4. The People: The right people are not merely based on technical expertise but other competencies related to programs, external environment, quality of input and style of interaction.

5. The Agenda: Agendas dictate the work of the board. “show and tells” kill board meetings and crowd out time for serious and important discussions. Boards need to find ways to engage with the organization outside of official meetings so “show and tells” during meetings can be limited.

6. The Information:  Boards can be left in the dark by either too much information to digest or information malnutrition. I have seen board tomes of 300 pages! Don’t only be a “recipient” of information but seek it out.  Board members should be encouraged to collect and share information that they have identified externally.

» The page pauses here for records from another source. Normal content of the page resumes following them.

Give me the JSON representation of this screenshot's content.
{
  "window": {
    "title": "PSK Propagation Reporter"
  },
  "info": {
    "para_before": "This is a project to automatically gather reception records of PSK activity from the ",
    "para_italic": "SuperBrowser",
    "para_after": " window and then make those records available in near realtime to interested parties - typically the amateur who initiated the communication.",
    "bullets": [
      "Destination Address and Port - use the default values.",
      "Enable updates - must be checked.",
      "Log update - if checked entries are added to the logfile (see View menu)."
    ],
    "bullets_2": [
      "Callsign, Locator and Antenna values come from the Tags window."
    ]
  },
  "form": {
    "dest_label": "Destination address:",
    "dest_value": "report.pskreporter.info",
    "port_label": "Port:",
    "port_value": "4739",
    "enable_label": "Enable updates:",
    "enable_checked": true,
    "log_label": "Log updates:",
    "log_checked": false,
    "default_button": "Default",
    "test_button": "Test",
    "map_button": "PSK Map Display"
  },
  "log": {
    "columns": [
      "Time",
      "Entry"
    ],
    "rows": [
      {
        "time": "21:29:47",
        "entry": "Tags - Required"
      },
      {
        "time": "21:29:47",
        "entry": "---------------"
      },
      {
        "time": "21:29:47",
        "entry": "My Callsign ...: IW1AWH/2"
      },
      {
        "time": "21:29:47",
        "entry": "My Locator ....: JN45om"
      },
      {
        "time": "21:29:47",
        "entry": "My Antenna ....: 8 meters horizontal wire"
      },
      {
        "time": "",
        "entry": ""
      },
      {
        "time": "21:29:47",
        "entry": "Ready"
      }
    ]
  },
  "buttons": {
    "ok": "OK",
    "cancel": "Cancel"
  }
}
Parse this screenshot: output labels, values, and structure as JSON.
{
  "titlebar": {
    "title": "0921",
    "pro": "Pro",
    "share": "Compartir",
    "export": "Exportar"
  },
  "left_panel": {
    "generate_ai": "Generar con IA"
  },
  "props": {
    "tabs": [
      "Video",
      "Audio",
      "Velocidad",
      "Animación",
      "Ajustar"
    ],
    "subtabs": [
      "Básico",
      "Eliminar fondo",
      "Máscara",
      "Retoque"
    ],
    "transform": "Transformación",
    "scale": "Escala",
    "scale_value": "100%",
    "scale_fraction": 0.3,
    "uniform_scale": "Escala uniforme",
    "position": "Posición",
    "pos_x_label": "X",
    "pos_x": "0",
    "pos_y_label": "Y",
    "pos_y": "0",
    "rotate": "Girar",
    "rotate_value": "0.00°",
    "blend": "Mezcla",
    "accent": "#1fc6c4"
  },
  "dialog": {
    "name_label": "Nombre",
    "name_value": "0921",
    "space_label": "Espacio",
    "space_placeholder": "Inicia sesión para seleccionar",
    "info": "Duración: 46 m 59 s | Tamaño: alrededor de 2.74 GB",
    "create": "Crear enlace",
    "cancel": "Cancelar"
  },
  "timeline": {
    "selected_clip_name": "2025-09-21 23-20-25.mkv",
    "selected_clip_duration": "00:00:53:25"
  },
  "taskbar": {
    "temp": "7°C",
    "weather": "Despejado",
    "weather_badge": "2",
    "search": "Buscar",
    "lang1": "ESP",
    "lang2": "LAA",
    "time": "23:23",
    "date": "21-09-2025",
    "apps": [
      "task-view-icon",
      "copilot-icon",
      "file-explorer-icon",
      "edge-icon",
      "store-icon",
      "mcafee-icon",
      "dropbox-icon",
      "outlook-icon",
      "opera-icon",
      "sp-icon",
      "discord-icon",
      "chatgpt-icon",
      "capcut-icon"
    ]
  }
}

7. The Culture: Robert’s Rules of Order are great obstacles to an engaged board. Use them sparingly.  Engaged board cultures are characterized by candor, willingness to challenge thinking (respectfully), camaraderie, and teamwork.

Where is your board in getting it right?  Take a look at some of the other great resources on nonprofit governance or contact me to discuss next steps in building an engaged board.

Resources:
BoardSource
Blue Avocado
Nonprofit Quarterly

Is Your Organization Built to Last?

Recently I partnered with Forward Community Investments in hosting a webinar on organizational capacity building and strategy development.  In this time of constant change, nonprofit organizations need to think about building capacity to remain relevant in the field in which they operate.

800px-Cairo,_Gizeh,_Pyramids_of_Kephren_and_Khufu,_Egypt,_Oct_2004What are the key steps to building your organization to last?

1. Assess current organizational capacity.

Capacity refers to intentional, coordinated and mission-driven efforts aimed at strengthening the management and governance of nonprofits to improve performance and impact.

2. Start at the top.

Focus on your organization’s mission and vision.

3. Know Thyself.

Analyze your organization’s business model; focus on geography, customers, programs, and funding.

4. Know the market.

Your organization doesn’t exist in a vacuum.  Map out where you operate and who you compete with.  What trends will impact your organization?

5. Build on your strengths.

What differentiates your organization from others in your market? What makes you unique? Build on that.

6. Make decision-making explicit.

Identify criteria for testing strategic options. Create a structure for discussion with board and staff.

7. Develop strategies to answer the biggest questions.

What are the most important questions facing your organization right now?  Draft strategies that answer each question.

8. Develop implementation plan.

You’ve defined the big questions facing your organization and created strategies to address those questions.  The last step is bringing strategy to life.  Document how you will implement the strategies that will build an organization to last.

Check out the webinar.  Or if you want to chat about building your organization to last, Contact me today to get started!